Duruthu (January) Full Moon Day Dhamma Programme
A Special Dhamma Programme will be held on Saturday 26th January 2013 at the Centre from 9AM till 6PM in Conjunction with Duruthu (January) Full Moon Day. A Special Asseveration Pooja will be held at 5PM. Diner will be provided. All are welcome!
Duruthu (January) Full Moon Day is highly regarded not only because of being the First Full Moon Day of the Year but also of the strong emphasis on Lord Buddha’s message on World Peace, Unity in community and Individual Mental Physical Well-Being, based on the historical evidences of the story, related to the significances of this Duruthu (January) Full Moon Day.
Reflecting on this wonderful theme, we organize a Special Programme to practice Buddha Dhamma on Saturday 26th January 2013 at Letchworth Dhamma Nikethanaya Buddhist Cultural Centre. Programme will commence as a day retreat at 9AM with observing higher precepts, meditation & Dhamma Discussion until 6PM. There will be a Special Asseveration Pooja on Nine Qualities of Lord Buddha at 5PM followed by blessings protection chanting. Breakfast, Lunch and Dinner will be provided to all participants.
All are Kindly invited to come and experience the sublime Dhamma! May all be well and happy! May the world be prosperous with peace and security!
SIGNIFICANCE OF DURUTHU (JANUARY) FULL MOON DAY:
Gauthama The Lord Buddha, for the first time, visited Sri Lanka after ninth month of his Supreme Enlightenment on Duruthu (January) Full Moon Day, along with thousand monks. He blessed the Island as a Dhammadeepa (Island of Dhamma) and successfully resolved a long standing dispute resulted into a huge bloodsheding war, between two indigenous tribes called Yakkha and Naga in Ancient Sri Lanka.
On this memorable day, those war tribes were converted into Aryanship (noble livelihood) who respects unity, peace, harmony and morals.
With the dawn of the New Year Full Moon, Buddhists across the globe reflect on these teachings to commemorate Duruthu (January) Full Moon Day.

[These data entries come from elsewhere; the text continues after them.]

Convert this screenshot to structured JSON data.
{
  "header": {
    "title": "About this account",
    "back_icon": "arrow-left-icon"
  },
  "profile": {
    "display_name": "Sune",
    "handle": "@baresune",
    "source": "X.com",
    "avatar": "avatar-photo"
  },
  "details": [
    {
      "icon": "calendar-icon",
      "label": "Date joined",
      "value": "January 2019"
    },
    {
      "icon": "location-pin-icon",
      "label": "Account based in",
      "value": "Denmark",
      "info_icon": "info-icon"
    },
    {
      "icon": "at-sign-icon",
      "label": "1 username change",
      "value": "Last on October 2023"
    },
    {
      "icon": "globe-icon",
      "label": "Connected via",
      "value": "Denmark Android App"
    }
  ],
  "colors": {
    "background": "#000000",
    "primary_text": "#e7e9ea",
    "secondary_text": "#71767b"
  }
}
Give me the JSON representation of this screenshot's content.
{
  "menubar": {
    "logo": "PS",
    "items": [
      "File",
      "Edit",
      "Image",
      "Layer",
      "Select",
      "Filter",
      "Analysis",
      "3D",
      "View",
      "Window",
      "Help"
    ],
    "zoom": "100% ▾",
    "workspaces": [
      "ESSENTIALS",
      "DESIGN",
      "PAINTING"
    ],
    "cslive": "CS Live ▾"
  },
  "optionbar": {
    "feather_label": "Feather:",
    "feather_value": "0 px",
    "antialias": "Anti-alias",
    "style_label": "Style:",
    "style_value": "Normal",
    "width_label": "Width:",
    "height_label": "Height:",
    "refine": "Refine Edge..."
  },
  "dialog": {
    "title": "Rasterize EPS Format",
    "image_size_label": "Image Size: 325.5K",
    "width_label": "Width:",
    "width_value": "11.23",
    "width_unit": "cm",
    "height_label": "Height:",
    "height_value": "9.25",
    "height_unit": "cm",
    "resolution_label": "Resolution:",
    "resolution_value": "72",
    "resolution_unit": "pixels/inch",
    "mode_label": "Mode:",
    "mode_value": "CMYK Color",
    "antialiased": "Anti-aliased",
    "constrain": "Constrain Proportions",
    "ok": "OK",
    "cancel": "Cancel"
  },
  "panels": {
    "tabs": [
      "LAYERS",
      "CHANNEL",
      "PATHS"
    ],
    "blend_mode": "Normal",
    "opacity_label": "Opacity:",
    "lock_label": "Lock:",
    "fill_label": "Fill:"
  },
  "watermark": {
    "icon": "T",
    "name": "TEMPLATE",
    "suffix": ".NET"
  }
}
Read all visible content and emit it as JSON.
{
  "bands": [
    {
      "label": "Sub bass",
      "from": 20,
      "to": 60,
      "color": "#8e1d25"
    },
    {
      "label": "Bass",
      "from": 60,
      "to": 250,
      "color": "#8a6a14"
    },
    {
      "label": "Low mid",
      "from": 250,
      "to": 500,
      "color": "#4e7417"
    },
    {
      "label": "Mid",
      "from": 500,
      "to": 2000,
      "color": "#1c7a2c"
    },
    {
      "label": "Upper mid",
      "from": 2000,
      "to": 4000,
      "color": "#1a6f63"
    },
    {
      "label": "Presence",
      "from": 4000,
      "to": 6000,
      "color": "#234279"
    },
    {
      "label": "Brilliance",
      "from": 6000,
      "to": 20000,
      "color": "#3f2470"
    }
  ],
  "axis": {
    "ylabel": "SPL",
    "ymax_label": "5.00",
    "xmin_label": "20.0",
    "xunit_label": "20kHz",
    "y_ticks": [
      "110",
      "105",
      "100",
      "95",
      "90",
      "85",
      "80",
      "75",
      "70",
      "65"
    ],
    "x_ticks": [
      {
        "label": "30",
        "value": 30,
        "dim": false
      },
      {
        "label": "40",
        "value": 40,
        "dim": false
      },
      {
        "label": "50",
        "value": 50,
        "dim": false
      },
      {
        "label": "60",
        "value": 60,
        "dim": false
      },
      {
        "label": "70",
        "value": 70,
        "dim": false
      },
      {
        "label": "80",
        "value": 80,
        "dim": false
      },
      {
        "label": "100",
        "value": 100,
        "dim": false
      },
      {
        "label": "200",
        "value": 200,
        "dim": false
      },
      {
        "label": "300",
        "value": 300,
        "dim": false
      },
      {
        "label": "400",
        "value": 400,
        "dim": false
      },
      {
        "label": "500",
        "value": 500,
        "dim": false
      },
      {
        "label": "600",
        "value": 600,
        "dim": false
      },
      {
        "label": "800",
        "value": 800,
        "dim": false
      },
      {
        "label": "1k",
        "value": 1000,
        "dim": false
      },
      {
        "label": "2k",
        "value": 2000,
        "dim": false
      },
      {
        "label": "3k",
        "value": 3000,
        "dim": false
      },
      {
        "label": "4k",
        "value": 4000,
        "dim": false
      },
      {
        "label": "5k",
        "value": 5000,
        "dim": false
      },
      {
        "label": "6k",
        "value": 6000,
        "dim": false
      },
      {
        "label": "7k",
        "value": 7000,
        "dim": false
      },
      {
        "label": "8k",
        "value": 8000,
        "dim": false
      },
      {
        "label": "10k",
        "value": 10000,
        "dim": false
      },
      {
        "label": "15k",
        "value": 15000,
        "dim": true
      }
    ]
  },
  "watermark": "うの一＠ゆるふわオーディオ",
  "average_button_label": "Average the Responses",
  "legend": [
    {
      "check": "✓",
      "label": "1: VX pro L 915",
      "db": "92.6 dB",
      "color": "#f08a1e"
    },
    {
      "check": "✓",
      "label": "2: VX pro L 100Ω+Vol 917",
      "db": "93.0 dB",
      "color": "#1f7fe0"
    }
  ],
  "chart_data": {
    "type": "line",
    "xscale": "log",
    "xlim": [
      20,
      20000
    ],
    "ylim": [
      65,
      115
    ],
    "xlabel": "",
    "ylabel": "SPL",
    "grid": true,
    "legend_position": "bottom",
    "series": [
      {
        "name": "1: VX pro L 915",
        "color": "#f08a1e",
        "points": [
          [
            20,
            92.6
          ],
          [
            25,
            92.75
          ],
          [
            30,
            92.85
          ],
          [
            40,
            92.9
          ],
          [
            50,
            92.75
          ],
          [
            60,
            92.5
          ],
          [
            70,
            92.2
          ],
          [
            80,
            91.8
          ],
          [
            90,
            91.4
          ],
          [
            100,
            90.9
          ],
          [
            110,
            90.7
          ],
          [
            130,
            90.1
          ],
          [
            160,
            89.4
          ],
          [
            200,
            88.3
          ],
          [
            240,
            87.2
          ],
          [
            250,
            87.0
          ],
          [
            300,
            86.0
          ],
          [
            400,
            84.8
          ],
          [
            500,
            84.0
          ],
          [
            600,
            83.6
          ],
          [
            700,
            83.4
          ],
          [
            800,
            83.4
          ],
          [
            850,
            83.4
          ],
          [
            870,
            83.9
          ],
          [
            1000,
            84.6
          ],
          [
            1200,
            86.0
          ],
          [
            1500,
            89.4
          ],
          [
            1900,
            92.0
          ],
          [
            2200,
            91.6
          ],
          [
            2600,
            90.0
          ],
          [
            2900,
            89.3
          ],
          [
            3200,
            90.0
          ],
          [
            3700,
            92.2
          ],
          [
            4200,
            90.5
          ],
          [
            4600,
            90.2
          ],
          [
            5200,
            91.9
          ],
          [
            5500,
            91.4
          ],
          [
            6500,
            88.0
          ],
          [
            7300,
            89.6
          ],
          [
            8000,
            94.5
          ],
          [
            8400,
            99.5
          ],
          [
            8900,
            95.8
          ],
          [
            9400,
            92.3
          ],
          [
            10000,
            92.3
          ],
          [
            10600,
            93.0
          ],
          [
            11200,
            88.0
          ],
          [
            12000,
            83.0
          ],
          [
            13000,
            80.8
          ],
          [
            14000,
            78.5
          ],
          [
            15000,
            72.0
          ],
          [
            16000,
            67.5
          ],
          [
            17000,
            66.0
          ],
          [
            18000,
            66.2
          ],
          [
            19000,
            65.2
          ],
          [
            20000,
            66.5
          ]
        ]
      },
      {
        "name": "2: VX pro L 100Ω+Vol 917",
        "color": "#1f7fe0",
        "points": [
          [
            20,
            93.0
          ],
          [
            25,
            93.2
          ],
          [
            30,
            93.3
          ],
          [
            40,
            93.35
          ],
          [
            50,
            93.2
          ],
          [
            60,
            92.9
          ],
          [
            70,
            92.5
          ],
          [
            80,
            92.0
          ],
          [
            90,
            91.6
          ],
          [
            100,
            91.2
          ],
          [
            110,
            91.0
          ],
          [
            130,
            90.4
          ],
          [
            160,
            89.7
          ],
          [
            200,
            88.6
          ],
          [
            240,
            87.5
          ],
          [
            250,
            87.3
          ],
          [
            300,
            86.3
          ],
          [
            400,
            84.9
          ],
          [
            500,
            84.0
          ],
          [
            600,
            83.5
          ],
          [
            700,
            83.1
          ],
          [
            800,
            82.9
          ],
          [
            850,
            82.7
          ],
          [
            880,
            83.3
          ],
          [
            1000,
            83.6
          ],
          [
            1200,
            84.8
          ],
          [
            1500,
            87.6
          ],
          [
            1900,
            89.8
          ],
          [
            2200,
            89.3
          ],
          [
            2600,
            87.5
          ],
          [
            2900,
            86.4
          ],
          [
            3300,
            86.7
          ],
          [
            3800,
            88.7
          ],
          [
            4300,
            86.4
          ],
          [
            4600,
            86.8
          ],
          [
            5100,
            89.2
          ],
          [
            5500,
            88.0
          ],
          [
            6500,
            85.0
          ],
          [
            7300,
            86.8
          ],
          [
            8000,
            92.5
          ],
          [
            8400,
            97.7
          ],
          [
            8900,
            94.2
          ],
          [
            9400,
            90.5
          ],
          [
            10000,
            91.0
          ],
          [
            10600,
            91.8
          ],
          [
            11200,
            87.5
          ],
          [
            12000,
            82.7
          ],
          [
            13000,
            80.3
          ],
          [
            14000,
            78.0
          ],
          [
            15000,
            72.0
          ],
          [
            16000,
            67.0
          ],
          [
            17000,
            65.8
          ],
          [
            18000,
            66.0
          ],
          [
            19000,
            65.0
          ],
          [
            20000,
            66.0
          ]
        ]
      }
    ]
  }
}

The story says that these two indigenous ancient tribes had a dispute over the ownership of the land and water in the main river. This dispute advanced into a war without any considerable compromise. By foreseeing possible massacre and humanitarian catastrophe, Lord Buddha went on to the bank of Mahaweli Ganga (longest and main river in Sri Lanka) at Minipe in Bintenna where people of the Yakkha clan resided and confronted with other tribe Nagha for war. With his psychic powers, Buddha created a dense darkness. By seeing the glittering radiances of the Buddha in darkness, The Yakkhas were terror-stricken without knowing whom he was to have such power to appear in the sky. They appealed to the Buddha to take away their panic and let the sun shine again. “I will release you from your fear if you allow me to sit down amongst you on my fur rug.” The Buddha told them. They agreed in one voice.
With the sun shining again, the Buddha came down and sat in the midst of the Yakkhas and extending his rug wider and wider, made flames burst out from the four corners. The Yakkhas fled in fear until they reached the sea shore.
Another set of inhabitants, the Nagas and the Devas from the heavens then assembled and the Buddha preached to them.
Among those listening to the sermon was Saman Deviyo (God Saman), the guardian god of Samantha-Kuta, popularly known as Sri Pada or Adam's Peak. On a request made by God Saman to leave behind a relic for the Nagas and the Devas to worship, the Buddha let His hand glide over His head and gave a lock of hair.
A small dagoba was erected enshrining the lock of hair on the spot where the Buddha sat.
Thus the Mahiyangana dagoba became the first ever stupa to be constructed in Sri Lanka.
Duruthu is also synonymous with religious activities in Kelaniya, which was hallowed by the Buddha's final visit to Sri Lanka eight years after His Enlightenment.
The Mahavamsa (Great Chronicle of Sri Lanka) records that enshrined in the dagoba built in Kelaniya is a gem-studded throne on which the Buddha sat and preached.
Many kings renovated the dagoba, originally built in the shape of a paddy heap, from time to time.
Records show that King Yatala Tissa renovated it and built a city around it in the 3rd century, making Kelaniya his capital.
The present renaissance of Kelaniya dates back to the time of King Kirti Sri Rajasinghe (1747-1782 CE) under whose patronage Ven. Matara Dehigaspe Aththadassi Thero pioneered reconstruction work.
From the 19th century onwards, a number of Buddhist leaders led by Dona Helena Wijewardene ensured that the Kelaniya temple occupied a predominant place in Sri Lanka.
The Duruthu Perahera in Kelaniya is an event eagerly looked forward to by devotees during this time of the year.
Begun in 1927, the procession depicts the ancient traditions and cultural heritage of the country including folklore, folk music and the rhythmic dance forms and drum beats which have developed around Buddhism.